It could be argued that social isolation from non-Latvians and language maintenance of a non-core culture language creates psychological and social problems for the individual. I would argue that the role of the ethnic family in maintaining ethnic identity does not imply social and/or psychological isolation of the individual. I would suggest that it is possible for the ethnic family as a unit to maintain ethnic boundaries in relation to the core culture, but that the individual members of the family are free to cross the boundaries at will. That is, ethnicity is seen as a group rather than an individual phenomenon. The individual's ethnic identity is an expression of identification with the group, not necessarily an expression of Self. Thus, the role of the ethnic family is to provide the supportive structure for the former but not to inhibit the latter. Of course, in many cases the factors converge and become indistinguishable. That is, the group identification is an expression of Self. This could be termed total socialisation into the ethnic community. Certainly, the ethnic family as a unit must have the support of the ethnic community as a whole and must itself be involved in the ethnic community. An ethnic family operating in a social vacuum becomes a guaranteed candidate for assimilation and loss of ethnic identity.


Dundsdorfs, E. (1968) Trešā, Melbourne.
Fallding, H. (1957) 'Inside the Australian family' in Marriage and the Family in Australia, A.P. Elkin (ed.), Angus and Robertson, Sydney.
Putninš, A.L. (1976) 'Latvian Youth: Psychological Perspectives', Proceedings: First Baltic Youth Seminar, Adelaide.
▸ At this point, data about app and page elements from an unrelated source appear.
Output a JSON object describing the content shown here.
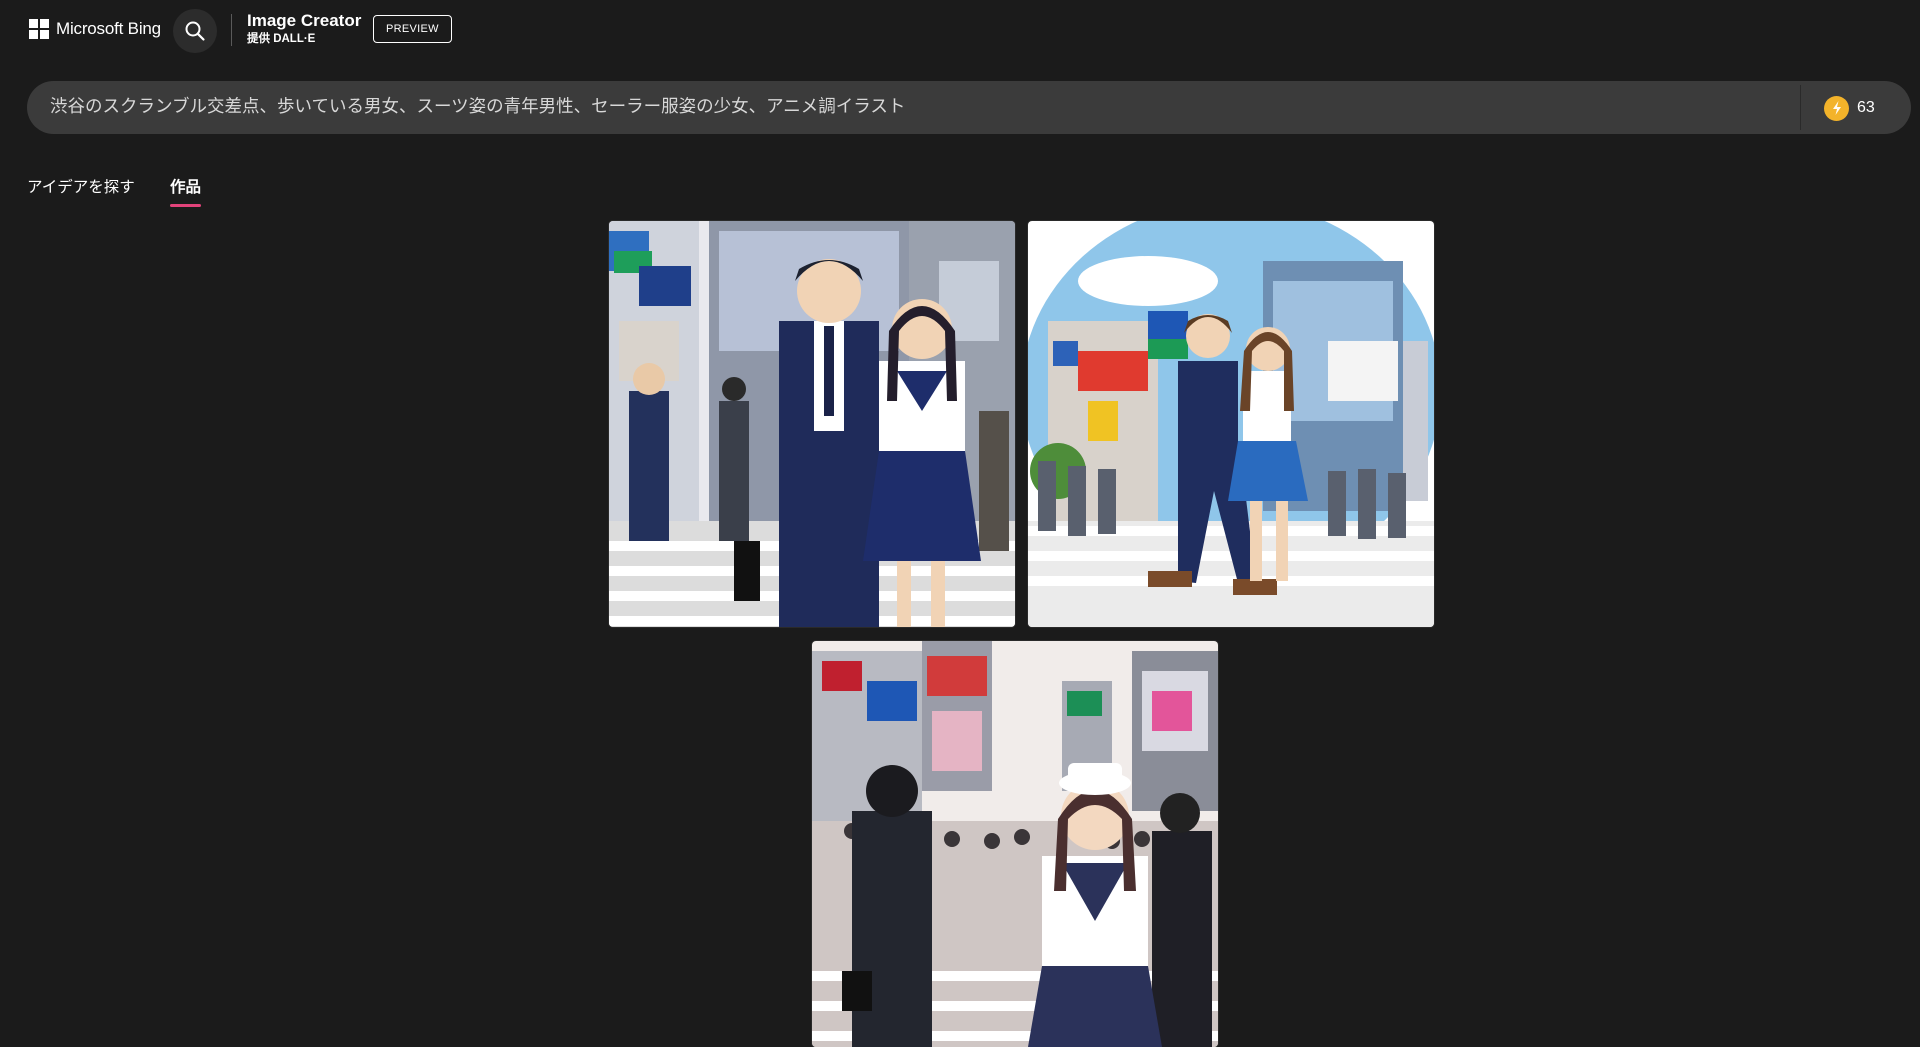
{
  "header": {
    "brand": "Microsoft Bing",
    "app_title": "Image Creator",
    "app_subtitle": "提供 DALL·E",
    "preview_label": "PREVIEW"
  },
  "prompt": {
    "value": "渋谷のスクランブル交差点、歩いている男女、スーツ姿の青年男性、セーラー服姿の少女、アニメ調イラスト",
    "boosts": "63"
  },
  "tabs": [
    {
      "label": "アイデアを探す",
      "active": false
    },
    {
      "label": "作品",
      "active": true
    }
  ],
  "colors": {
    "background": "#1b1b1b",
    "prompt_bar": "#3b3b3b",
    "active_tab_underline": "#e2437a",
    "coin": "#f3b32a"
  },
  "icons": {
    "search": "search-icon",
    "coin": "boost-coin-icon",
    "logo": "microsoft-logo-icon"
  }
}
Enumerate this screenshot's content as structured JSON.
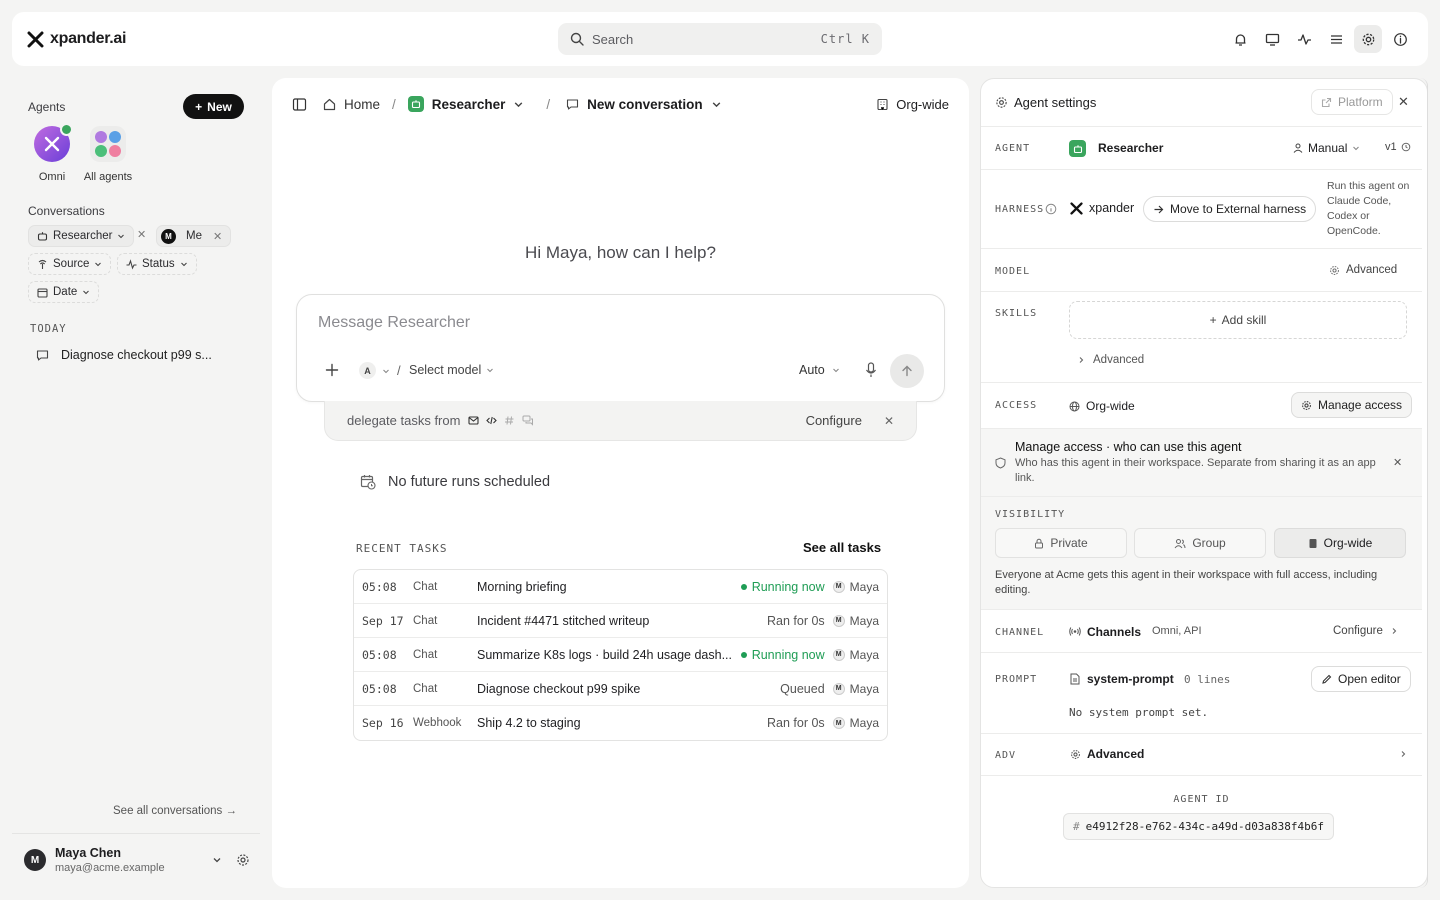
{
  "app": {
    "brand": "xpander.ai"
  },
  "search": {
    "placeholder": "Search",
    "shortcut": "Ctrl K"
  },
  "sidebar": {
    "agents_heading": "Agents",
    "new_button": "New",
    "agents": [
      {
        "label": "Omni",
        "status": "online"
      },
      {
        "label": "All agents"
      }
    ],
    "conversations_heading": "Conversations",
    "filters": {
      "agent_chip": "Researcher",
      "user_chip": "Me",
      "user_initial": "M",
      "source": "Source",
      "status": "Status",
      "date": "Date"
    },
    "today_heading": "TODAY",
    "conversations": [
      {
        "title": "Diagnose checkout p99 s..."
      }
    ],
    "see_all": "See all conversations →",
    "user": {
      "name": "Maya Chen",
      "email": "maya@acme.example",
      "initial": "M"
    }
  },
  "center": {
    "breadcrumb": {
      "home": "Home",
      "agent": "Researcher",
      "conversation": "New conversation"
    },
    "scope": "Org-wide",
    "greeting": "Hi Maya, how can I help?",
    "composer": {
      "placeholder": "Message Researcher",
      "model_initial": "A",
      "slash": "/",
      "model_select": "Select model",
      "mode": "Auto"
    },
    "delegate": {
      "text": "delegate tasks from",
      "configure": "Configure"
    },
    "no_runs": "No future runs scheduled",
    "recent_label": "RECENT TASKS",
    "see_all_tasks": "See all tasks",
    "tasks": [
      {
        "time": "05:08",
        "source": "Chat",
        "title": "Morning briefing",
        "status": "Running now",
        "running": true,
        "user": "Maya",
        "initial": "M"
      },
      {
        "time": "Sep 17",
        "source": "Chat",
        "title": "Incident #4471 stitched writeup",
        "status": "Ran for 0s",
        "running": false,
        "user": "Maya",
        "initial": "M"
      },
      {
        "time": "05:08",
        "source": "Chat",
        "title": "Summarize K8s logs · build 24h usage dash...",
        "status": "Running now",
        "running": true,
        "user": "Maya",
        "initial": "M"
      },
      {
        "time": "05:08",
        "source": "Chat",
        "title": "Diagnose checkout p99 spike",
        "status": "Queued",
        "running": false,
        "user": "Maya",
        "initial": "M"
      },
      {
        "time": "Sep 16",
        "source": "Webhook",
        "title": "Ship 4.2 to staging",
        "status": "Ran for 0s",
        "running": false,
        "user": "Maya",
        "initial": "M"
      }
    ]
  },
  "settings": {
    "title": "Agent settings",
    "platform_button": "Platform",
    "agent": {
      "label": "AGENT",
      "name": "Researcher",
      "mode": "Manual",
      "version": "v1"
    },
    "harness": {
      "label": "HARNESS",
      "name": "xpander",
      "move_button": "Move to External harness",
      "hint": "Run this agent on Claude Code, Codex or OpenCode."
    },
    "model": {
      "label": "MODEL",
      "value": "Advanced"
    },
    "skills": {
      "label": "SKILLS",
      "add": "Add skill",
      "advanced": "Advanced"
    },
    "access": {
      "label": "ACCESS",
      "value": "Org-wide",
      "manage_button": "Manage access",
      "info_title": "Manage access · who can use this agent",
      "info_text": "Who has this agent in their workspace. Separate from sharing it as an app link."
    },
    "visibility": {
      "label": "VISIBILITY",
      "options": [
        "Private",
        "Group",
        "Org-wide"
      ],
      "selected": "Org-wide",
      "note": "Everyone at Acme gets this agent in their workspace with full access, including editing."
    },
    "channel": {
      "label": "CHANNEL",
      "name": "Channels",
      "value": "Omni, API",
      "configure": "Configure"
    },
    "prompt": {
      "label": "PROMPT",
      "name": "system-prompt",
      "lines": "0 lines",
      "open_editor": "Open editor",
      "empty": "No system prompt set."
    },
    "adv": {
      "label": "ADV",
      "value": "Advanced"
    },
    "agent_id": {
      "label": "AGENT ID",
      "prefix": "#",
      "value": "e4912f28-e762-434c-a49d-d03a838f4b6f"
    }
  },
  "colors": {
    "accent": "#111111",
    "running": "#1f9d55",
    "agent_green": "#3aa55d"
  }
}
Šmugajs, E. (1964) 'Gimenes loma audzināšanā agrāk un tagad', Katolu Kalendars, 1964.